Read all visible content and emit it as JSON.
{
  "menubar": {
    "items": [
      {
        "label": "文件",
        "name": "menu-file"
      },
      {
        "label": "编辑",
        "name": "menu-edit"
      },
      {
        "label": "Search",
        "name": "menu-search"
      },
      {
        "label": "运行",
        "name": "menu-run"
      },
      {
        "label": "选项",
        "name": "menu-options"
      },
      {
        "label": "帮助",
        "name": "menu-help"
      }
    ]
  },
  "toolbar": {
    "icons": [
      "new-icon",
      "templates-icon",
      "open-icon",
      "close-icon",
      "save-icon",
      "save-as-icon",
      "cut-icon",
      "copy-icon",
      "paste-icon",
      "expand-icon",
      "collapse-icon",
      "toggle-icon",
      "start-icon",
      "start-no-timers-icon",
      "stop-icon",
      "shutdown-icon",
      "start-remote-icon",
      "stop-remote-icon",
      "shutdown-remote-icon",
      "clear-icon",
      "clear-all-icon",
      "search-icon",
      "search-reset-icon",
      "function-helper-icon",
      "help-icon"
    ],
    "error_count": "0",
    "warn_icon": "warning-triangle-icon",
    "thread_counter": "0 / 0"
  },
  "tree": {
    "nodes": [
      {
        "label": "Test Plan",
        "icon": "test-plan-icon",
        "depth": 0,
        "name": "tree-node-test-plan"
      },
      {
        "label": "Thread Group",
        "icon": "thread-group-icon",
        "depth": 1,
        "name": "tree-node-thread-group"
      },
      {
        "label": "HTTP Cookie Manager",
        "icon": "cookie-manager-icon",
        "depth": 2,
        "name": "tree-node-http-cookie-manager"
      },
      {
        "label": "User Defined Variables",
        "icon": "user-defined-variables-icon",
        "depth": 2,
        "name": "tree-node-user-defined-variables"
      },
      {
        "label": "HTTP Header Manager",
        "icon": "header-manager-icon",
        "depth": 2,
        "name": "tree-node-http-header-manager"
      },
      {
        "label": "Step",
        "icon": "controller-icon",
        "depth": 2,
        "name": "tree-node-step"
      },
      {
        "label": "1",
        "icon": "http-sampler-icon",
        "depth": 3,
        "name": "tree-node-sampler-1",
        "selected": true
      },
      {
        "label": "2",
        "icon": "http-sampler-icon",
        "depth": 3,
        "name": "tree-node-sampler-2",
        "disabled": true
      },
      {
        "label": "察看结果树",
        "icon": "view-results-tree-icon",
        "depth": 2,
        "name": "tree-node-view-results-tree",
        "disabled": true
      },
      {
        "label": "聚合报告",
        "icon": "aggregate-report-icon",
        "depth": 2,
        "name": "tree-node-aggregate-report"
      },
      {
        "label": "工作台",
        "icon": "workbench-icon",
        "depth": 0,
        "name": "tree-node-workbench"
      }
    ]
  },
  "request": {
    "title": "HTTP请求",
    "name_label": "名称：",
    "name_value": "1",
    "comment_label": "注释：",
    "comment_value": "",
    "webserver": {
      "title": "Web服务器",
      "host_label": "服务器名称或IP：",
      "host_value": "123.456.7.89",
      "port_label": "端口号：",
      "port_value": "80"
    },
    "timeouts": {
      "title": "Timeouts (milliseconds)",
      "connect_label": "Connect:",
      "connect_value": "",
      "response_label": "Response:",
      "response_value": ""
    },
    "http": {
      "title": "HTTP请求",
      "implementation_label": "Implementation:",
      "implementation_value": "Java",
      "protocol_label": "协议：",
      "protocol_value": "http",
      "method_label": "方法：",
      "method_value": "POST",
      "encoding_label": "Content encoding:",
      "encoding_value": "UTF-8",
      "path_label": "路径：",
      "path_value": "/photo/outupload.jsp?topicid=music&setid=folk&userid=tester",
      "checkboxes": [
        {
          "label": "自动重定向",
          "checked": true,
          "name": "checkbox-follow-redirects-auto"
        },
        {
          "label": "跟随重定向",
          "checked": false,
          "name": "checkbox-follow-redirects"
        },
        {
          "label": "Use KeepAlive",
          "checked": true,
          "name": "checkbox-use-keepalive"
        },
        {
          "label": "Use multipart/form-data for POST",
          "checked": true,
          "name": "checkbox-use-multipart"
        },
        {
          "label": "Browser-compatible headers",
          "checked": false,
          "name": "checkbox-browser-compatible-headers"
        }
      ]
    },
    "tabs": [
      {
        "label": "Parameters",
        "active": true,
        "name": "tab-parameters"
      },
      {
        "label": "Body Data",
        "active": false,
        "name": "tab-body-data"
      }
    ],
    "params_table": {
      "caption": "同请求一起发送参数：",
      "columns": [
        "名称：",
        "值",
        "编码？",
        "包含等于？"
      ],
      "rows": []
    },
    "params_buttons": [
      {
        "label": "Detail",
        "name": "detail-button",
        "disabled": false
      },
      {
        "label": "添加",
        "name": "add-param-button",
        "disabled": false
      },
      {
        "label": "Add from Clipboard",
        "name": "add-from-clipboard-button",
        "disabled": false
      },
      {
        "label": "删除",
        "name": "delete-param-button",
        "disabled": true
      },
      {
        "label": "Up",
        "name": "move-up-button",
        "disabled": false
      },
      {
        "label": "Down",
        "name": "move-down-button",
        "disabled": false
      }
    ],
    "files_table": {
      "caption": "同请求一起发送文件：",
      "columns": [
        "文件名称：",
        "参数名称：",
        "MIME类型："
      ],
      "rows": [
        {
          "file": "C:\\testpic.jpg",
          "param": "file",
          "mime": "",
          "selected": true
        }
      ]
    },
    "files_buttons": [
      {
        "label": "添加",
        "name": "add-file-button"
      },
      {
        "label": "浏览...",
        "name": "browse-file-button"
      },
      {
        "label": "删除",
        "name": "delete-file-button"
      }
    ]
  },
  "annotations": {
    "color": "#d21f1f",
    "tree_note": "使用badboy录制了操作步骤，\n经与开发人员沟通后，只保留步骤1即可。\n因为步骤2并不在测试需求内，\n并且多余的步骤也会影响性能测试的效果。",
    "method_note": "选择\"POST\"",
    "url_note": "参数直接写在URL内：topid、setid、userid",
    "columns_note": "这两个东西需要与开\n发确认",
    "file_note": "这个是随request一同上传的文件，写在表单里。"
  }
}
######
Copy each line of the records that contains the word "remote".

      "start-remote-icon",
      "stop-remote-icon",
      "shutdown-remote-icon",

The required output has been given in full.